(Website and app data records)
********

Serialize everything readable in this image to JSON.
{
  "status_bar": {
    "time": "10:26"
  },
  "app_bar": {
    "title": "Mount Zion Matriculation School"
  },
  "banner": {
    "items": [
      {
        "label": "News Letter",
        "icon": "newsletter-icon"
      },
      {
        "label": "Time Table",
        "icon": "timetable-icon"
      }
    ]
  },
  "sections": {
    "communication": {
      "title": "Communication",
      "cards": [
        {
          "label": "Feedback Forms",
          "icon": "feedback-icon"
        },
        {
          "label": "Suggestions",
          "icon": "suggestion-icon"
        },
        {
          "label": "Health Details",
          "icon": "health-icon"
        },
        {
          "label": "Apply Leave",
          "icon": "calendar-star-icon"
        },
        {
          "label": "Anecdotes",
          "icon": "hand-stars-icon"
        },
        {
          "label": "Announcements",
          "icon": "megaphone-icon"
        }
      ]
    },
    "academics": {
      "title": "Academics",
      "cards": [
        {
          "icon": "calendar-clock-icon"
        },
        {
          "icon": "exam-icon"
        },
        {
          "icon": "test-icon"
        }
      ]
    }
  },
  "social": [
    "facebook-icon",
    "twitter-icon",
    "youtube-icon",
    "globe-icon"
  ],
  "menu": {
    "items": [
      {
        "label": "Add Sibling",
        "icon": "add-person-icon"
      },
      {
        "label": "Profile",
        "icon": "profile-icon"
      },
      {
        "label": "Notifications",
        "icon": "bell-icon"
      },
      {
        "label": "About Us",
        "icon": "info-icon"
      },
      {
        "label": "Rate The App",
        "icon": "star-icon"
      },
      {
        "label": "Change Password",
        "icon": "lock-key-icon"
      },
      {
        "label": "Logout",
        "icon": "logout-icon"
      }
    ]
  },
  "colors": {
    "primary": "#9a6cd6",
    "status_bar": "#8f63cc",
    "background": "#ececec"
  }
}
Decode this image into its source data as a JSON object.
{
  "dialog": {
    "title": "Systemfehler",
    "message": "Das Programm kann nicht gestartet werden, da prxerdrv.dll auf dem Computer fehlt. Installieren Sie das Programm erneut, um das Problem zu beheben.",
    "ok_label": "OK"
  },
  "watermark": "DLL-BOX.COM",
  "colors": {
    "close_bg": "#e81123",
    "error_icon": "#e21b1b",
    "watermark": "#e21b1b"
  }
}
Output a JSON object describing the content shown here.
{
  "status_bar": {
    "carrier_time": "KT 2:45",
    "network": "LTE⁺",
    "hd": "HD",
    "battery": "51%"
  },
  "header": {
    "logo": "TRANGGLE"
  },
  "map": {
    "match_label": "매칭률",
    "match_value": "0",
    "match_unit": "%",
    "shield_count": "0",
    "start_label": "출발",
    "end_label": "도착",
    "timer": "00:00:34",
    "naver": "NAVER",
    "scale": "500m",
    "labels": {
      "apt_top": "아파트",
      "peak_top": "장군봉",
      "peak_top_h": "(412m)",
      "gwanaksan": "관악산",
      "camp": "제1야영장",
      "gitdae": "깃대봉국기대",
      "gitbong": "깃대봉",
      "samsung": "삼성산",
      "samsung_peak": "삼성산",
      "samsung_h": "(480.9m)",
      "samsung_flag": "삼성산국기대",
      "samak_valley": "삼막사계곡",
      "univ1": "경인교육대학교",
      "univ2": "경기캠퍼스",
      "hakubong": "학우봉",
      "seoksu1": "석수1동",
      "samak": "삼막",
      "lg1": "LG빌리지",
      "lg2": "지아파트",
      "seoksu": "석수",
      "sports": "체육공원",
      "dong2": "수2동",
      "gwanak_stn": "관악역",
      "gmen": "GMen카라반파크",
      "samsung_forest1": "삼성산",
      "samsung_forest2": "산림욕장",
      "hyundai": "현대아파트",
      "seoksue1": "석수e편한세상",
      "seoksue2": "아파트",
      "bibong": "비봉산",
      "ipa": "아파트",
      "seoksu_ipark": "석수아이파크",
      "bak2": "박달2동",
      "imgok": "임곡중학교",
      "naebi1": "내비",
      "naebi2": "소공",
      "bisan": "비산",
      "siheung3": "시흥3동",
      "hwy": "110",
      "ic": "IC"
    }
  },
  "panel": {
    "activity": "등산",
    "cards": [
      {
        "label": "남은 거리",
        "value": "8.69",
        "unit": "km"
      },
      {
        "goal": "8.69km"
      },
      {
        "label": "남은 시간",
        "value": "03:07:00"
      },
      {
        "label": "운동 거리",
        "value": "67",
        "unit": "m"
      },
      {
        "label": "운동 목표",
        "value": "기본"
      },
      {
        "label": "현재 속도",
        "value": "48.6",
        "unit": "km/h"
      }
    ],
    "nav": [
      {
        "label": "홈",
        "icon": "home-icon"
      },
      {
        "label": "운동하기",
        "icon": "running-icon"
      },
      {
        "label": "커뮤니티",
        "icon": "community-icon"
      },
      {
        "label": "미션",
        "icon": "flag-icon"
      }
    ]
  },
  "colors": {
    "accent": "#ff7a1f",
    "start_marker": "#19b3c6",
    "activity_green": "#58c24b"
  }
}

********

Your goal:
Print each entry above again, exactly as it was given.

Response to this task:
Serialize everything readable in this image to JSON.
{
  "status_bar": {
    "time": "10:26"
  },
  "app_bar": {
    "title": "Mount Zion Matriculation School"
  },
  "banner": {
    "items": [
      {
        "label": "News Letter",
        "icon": "newsletter-icon"
      },
      {
        "label": "Time Table",
        "icon": "timetable-icon"
      }
    ]
  },
  "sections": {
    "communication": {
      "title": "Communication",
      "cards": [
        {
          "label": "Feedback Forms",
          "icon": "feedback-icon"
        },
        {
          "label": "Suggestions",
          "icon": "suggestion-icon"
        },
        {
          "label": "Health Details",
          "icon": "health-icon"
        },
        {
          "label": "Apply Leave",
          "icon": "calendar-star-icon"
        },
        {
          "label": "Anecdotes",
          "icon": "hand-stars-icon"
        },
        {
          "label": "Announcements",
          "icon": "megaphone-icon"
        }
      ]
    },
    "academics": {
      "title": "Academics",
      "cards": [
        {
          "icon": "calendar-clock-icon"
        },
        {
          "icon": "exam-icon"
        },
        {
          "icon": "test-icon"
        }
      ]
    }
  },
  "social": [
    "facebook-icon",
    "twitter-icon",
    "youtube-icon",
    "globe-icon"
  ],
  "menu": {
    "items": [
      {
        "label": "Add Sibling",
        "icon": "add-person-icon"
      },
      {
        "label": "Profile",
        "icon": "profile-icon"
      },
      {
        "label": "Notifications",
        "icon": "bell-icon"
      },
      {
        "label": "About Us",
        "icon": "info-icon"
      },
      {
        "label": "Rate The App",
        "icon": "star-icon"
      },
      {
        "label": "Change Password",
        "icon": "lock-key-icon"
      },
      {
        "label": "Logout",
        "icon": "logout-icon"
      }
    ]
  },
  "colors": {
    "primary": "#9a6cd6",
    "status_bar": "#8f63cc",
    "background": "#ececec"
  }
}
Decode this image into its source data as a JSON object.
{
  "dialog": {
    "title": "Systemfehler",
    "message": "Das Programm kann nicht gestartet werden, da prxerdrv.dll auf dem Computer fehlt. Installieren Sie das Programm erneut, um das Problem zu beheben.",
    "ok_label": "OK"
  },
  "watermark": "DLL-BOX.COM",
  "colors": {
    "close_bg": "#e81123",
    "error_icon": "#e21b1b",
    "watermark": "#e21b1b"
  }
}
Output a JSON object describing the content shown here.
{
  "status_bar": {
    "carrier_time": "KT 2:45",
    "network": "LTE⁺",
    "hd": "HD",
    "battery": "51%"
  },
  "header": {
    "logo": "TRANGGLE"
  },
  "map": {
    "match_label": "매칭률",
    "match_value": "0",
    "match_unit": "%",
    "shield_count": "0",
    "start_label": "출발",
    "end_label": "도착",
    "timer": "00:00:34",
    "naver": "NAVER",
    "scale": "500m",
    "labels": {
      "apt_top": "아파트",
      "peak_top": "장군봉",
      "peak_top_h": "(412m)",
      "gwanaksan": "관악산",
      "camp": "제1야영장",
      "gitdae": "깃대봉국기대",
      "gitbong": "깃대봉",
      "samsung": "삼성산",
      "samsung_peak": "삼성산",
      "samsung_h": "(480.9m)",
      "samsung_flag": "삼성산국기대",
      "samak_valley": "삼막사계곡",
      "univ1": "경인교육대학교",
      "univ2": "경기캠퍼스",
      "hakubong": "학우봉",
      "seoksu1": "석수1동",
      "samak": "삼막",
      "lg1": "LG빌리지",
      "lg2": "지아파트",
      "seoksu": "석수",
      "sports": "체육공원",
      "dong2": "수2동",
      "gwanak_stn": "관악역",
      "gmen": "GMen카라반파크",
      "samsung_forest1": "삼성산",
      "samsung_forest2": "산림욕장",
      "hyundai": "현대아파트",
      "seoksue1": "석수e편한세상",
      "seoksue2": "아파트",
      "bibong": "비봉산",
      "ipa": "아파트",
      "seoksu_ipark": "석수아이파크",
      "bak2": "박달2동",
      "imgok": "임곡중학교",
      "naebi1": "내비",
      "naebi2": "소공",
      "bisan": "비산",
      "siheung3": "시흥3동",
      "hwy": "110",
      "ic": "IC"
    }
  },
  "panel": {
    "activity": "등산",
    "cards": [
      {
        "label": "남은 거리",
        "value": "8.69",
        "unit": "km"
      },
      {
        "goal": "8.69km"
      },
      {
        "label": "남은 시간",
        "value": "03:07:00"
      },
      {
        "label": "운동 거리",
        "value": "67",
        "unit": "m"
      },
      {
        "label": "운동 목표",
        "value": "기본"
      },
      {
        "label": "현재 속도",
        "value": "48.6",
        "unit": "km/h"
      }
    ],
    "nav": [
      {
        "label": "홈",
        "icon": "home-icon"
      },
      {
        "label": "운동하기",
        "icon": "running-icon"
      },
      {
        "label": "커뮤니티",
        "icon": "community-icon"
      },
      {
        "label": "미션",
        "icon": "flag-icon"
      }
    ]
  },
  "colors": {
    "accent": "#ff7a1f",
    "start_marker": "#19b3c6",
    "activity_green": "#58c24b"
  }
}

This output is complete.